§ Mr. ERNEST EVANS
asked the Attorney-General (1) the number of clerks serving in the District Probate Registries who were appointed to their positions before the passing of the Supreme Court of Judicature (Officers) Act, 1879; what is the date of their appointments, respectively, and what salaries they are receiving; how many of the clerks in such registries were appointed since the date of the said Act; and how many of these are in possession of a Civil Service certificate;
(2) what scale of salaries is paid to clerks in District Probate Registries; and what payment, if any, is made to them on retirement from the Service; and
(3) whether he is aware that clerks in the District Probate Registries who were appointed to their positions before the passing of the Supreme Court of Judicature (Officers) Act, 1879, were at one time entitled to pensions on retirement; if they are still entitled to pensions on retirement; if not, when and why they were deprived of the right to pensions; and what provision is now made for them on retirement?
§ The ATTORNEY-GENERAL

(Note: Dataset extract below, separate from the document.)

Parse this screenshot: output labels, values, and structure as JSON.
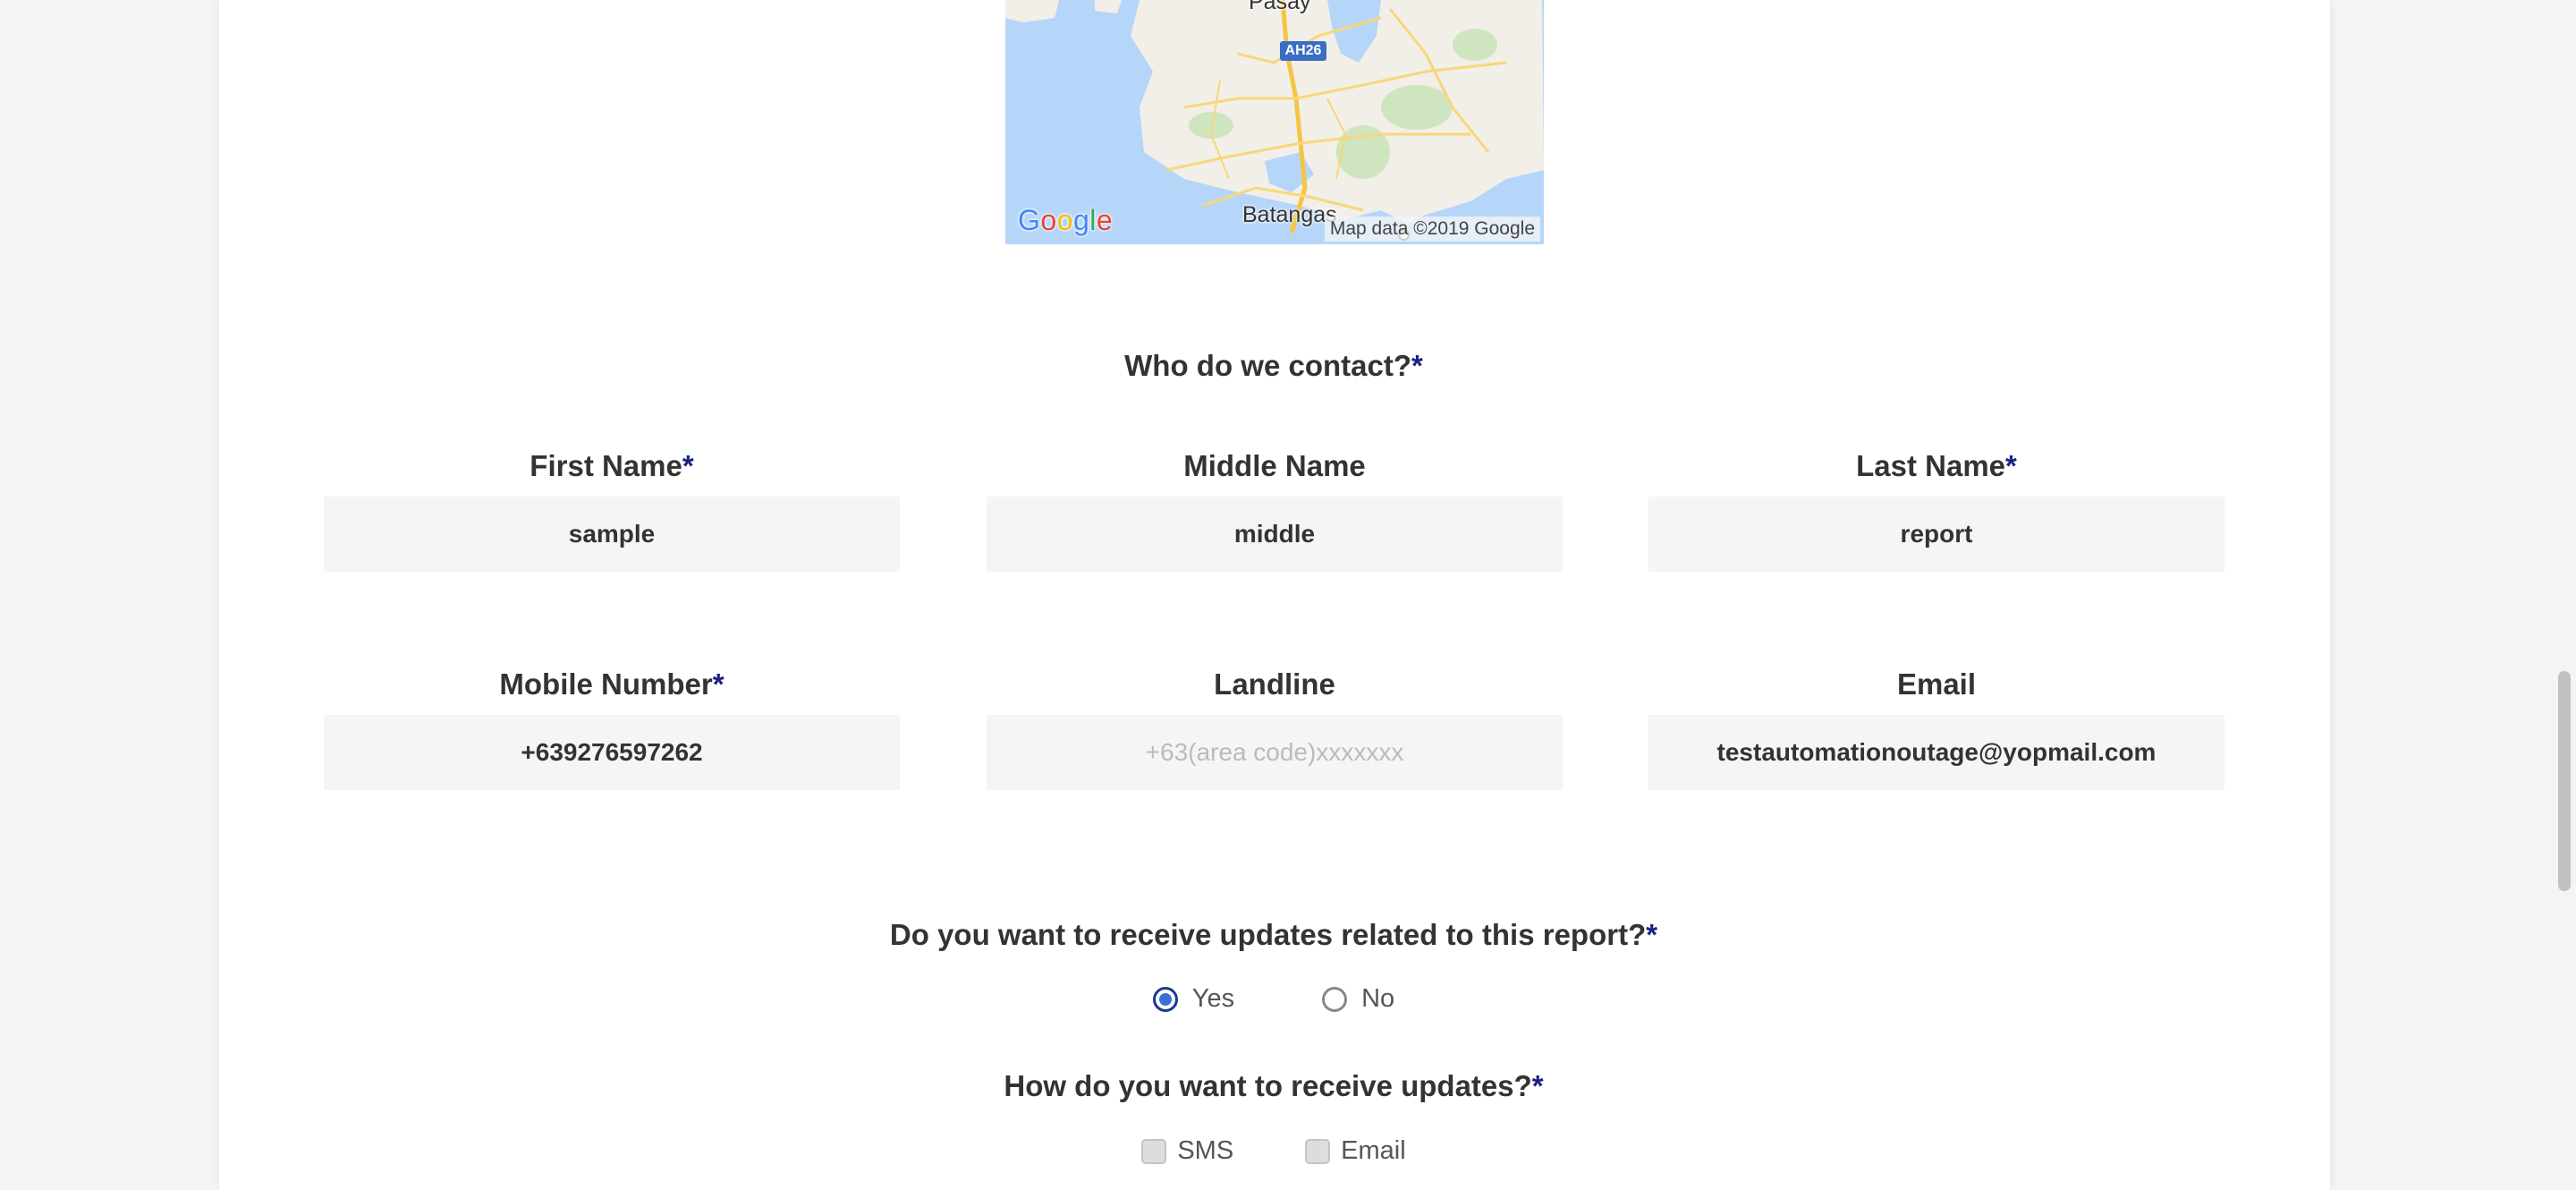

Besides temporary clerks, 121 clerks are serving590W in District Probate Registries, of whom seven were appointed before October, 1879, when the Supreme Court of Judicature (Officers) Act of that year became law. The salaries paid to these clerks are regulated by directions given from time to time by the President of the Probate Division, with the approval of the Treasury, under Section 110 of the Court of Probate Act, 1857 (now Section 109 (1) (a) of the Supreme Court of Judicature (Consolidation) Act, 1925). Many of these clerks are in receipt of additional allowances in respect of agency work or lodging, or are in enjoyment of housing acommodation in the offices of the Court. Figures are not available showing the total amount of remuneration received by each pre-1879 clerk. None of the clerks has been appointed with Civil Service certificates, nor were those of them who were appointed before 1879 at any time entitled to pensions, though for a short period (between 1912 and 1913) pensions were awarded to such clerks under a misapprehension of the law. When they have been required to devote their whole time to their official duties, they are eligible for compassionate gratuities under Section 4 of the Superannuation Act, 1887, as amended by Section 3 of the Superannuation Act, 1914. Legislation is in course of preparation to provide for the staffing of the District Probate Registries on a Civil Service basis with regular scales of salary, pension privileges, &c, in accordance with a scheme of reorganisation which has been discussed with, and agreed to on behalf of, the Clerks' Association.